Assignment » The response must contain every line below in which "icon" appears.

Data provided »
------------------------------------------------

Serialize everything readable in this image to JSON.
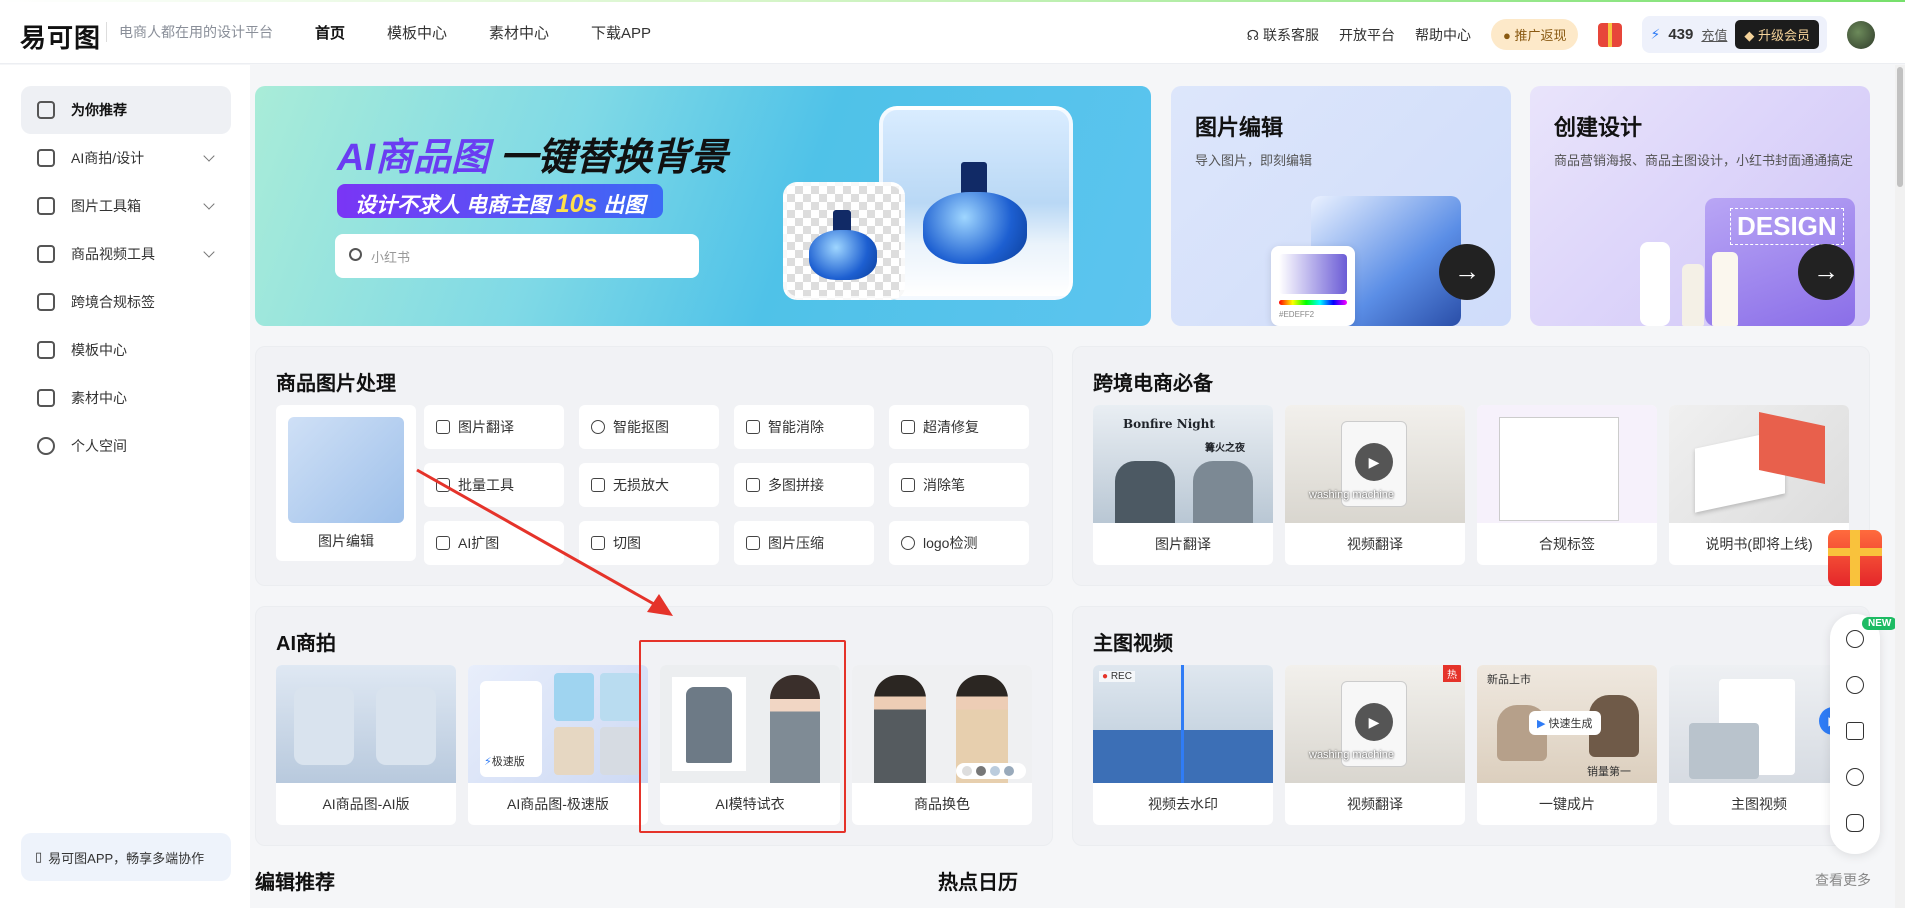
{
  "header": {
    "logo": "易可图",
    "slogan": "电商人都在用的设计平台",
    "nav": [
      "首页",
      "模板中心",
      "素材中心",
      "下载APP"
    ],
    "links": [
      "联系客服",
      "开放平台",
      "帮助中心"
    ],
    "promo": "推广返现",
    "coins": "439",
    "recharge": "充值",
    "upgrade": "升级会员"
  },
  "sidebar": {
    "items": [
      {
        "label": "为你推荐",
        "icon": "home-icon"
      },
      {
        "label": "AI商拍/设计",
        "icon": "ai-icon"
      },
      {
        "label": "图片工具箱",
        "icon": "toolbox-icon"
      },
      {
        "label": "商品视频工具",
        "icon": "video-icon"
      },
      {
        "label": "跨境合规标签",
        "icon": "tag-icon"
      },
      {
        "label": "模板中心",
        "icon": "template-icon"
      },
      {
        "label": "素材中心",
        "icon": "material-icon"
      },
      {
        "label": "个人空间",
        "icon": "user-icon"
      }
    ],
    "app_promo": "易可图APP，畅享多端协作"
  },
  "banner": {
    "title_highlight": "AI商品图",
    "title_rest": "一键替换背景",
    "sub_a": "设计不求人 电商主图",
    "sub_b": "10s",
    "sub_c": "出图",
    "search_placeholder": "小红书"
  },
  "cards": [
    {
      "title": "图片编辑",
      "desc": "导入图片，即刻编辑",
      "swatch": "#EDEFF2"
    },
    {
      "title": "创建设计",
      "desc": "商品营销海报、商品主图设计，小红书封面通通搞定",
      "badge": "DESIGN"
    }
  ],
  "product_panel": {
    "title": "商品图片处理",
    "feature": "图片编辑",
    "tools": [
      "图片翻译",
      "智能抠图",
      "智能消除",
      "超清修复",
      "批量工具",
      "无损放大",
      "多图拼接",
      "消除笔",
      "AI扩图",
      "切图",
      "图片压缩",
      "logo检测"
    ]
  },
  "crossborder_panel": {
    "title": "跨境电商必备",
    "tiles": [
      "图片翻译",
      "视频翻译",
      "合规标签",
      "说明书(即将上线)"
    ],
    "tile_text": [
      "Bonfire Night",
      "篝火之夜",
      "washing machine"
    ]
  },
  "ai_panel": {
    "title": "AI商拍",
    "tiles": [
      "AI商品图-AI版",
      "AI商品图-极速版",
      "AI模特试衣",
      "商品换色"
    ],
    "fast_badge": "极速版"
  },
  "video_panel": {
    "title": "主图视频",
    "tiles": [
      "视频去水印",
      "视频翻译",
      "一键成片",
      "主图视频"
    ],
    "rec": "REC",
    "hot": "热",
    "new_arrival": "新品上市",
    "quick_gen": "快速生成",
    "sales": "销量第一"
  },
  "bottom": {
    "left": "编辑推荐",
    "mid": "热点日历",
    "more": "查看更多"
  },
  "floatbar": {
    "new_badge": "NEW"
  }
}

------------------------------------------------

Result of the task »
        "icon": "home-icon"
        "icon": "ai-icon"
        "icon": "toolbox-icon"
        "icon": "video-icon"
        "icon": "tag-icon"
        "icon": "template-icon"
        "icon": "material-icon"
        "icon": "user-icon"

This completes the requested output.